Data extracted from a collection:
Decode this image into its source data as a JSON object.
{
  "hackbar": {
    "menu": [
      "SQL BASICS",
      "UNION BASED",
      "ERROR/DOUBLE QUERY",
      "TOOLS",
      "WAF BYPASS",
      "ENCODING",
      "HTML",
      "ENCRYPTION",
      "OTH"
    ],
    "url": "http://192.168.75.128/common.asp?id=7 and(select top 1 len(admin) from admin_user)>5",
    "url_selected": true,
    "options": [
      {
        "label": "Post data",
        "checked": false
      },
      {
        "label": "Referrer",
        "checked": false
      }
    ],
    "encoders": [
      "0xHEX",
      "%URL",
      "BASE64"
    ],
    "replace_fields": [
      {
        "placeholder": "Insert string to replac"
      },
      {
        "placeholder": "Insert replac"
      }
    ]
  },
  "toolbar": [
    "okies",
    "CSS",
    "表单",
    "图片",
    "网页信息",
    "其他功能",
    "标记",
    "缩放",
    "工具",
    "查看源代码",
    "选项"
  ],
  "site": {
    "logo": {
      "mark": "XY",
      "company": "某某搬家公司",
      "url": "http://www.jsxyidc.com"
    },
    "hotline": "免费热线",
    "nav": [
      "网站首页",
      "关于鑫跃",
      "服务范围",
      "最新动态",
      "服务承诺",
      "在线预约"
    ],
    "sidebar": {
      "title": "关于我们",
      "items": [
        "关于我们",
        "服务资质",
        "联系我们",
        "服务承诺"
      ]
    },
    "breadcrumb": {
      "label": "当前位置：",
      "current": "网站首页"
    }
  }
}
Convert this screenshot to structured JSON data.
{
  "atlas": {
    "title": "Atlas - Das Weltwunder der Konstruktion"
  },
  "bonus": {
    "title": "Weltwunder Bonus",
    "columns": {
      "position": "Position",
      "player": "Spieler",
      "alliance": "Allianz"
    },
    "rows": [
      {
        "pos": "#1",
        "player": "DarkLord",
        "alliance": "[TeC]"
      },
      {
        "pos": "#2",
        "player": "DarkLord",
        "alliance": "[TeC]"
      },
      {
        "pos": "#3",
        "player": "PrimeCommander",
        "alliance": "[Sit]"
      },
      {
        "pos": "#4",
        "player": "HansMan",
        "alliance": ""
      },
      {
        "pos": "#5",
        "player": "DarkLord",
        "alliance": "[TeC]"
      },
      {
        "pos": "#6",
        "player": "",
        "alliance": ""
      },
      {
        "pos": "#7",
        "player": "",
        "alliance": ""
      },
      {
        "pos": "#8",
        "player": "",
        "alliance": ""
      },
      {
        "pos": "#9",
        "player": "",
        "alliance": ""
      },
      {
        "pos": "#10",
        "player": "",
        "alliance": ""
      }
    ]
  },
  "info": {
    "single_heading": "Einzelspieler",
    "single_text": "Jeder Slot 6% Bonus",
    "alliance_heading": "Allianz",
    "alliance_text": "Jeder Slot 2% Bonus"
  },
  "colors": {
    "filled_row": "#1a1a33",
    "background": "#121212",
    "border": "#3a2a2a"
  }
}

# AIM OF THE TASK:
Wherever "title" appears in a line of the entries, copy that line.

# EXERCISE ANSWER:
      "title": "关于我们",
    "title": "Atlas - Das Weltwunder der Konstruktion"
    "title": "Weltwunder Bonus",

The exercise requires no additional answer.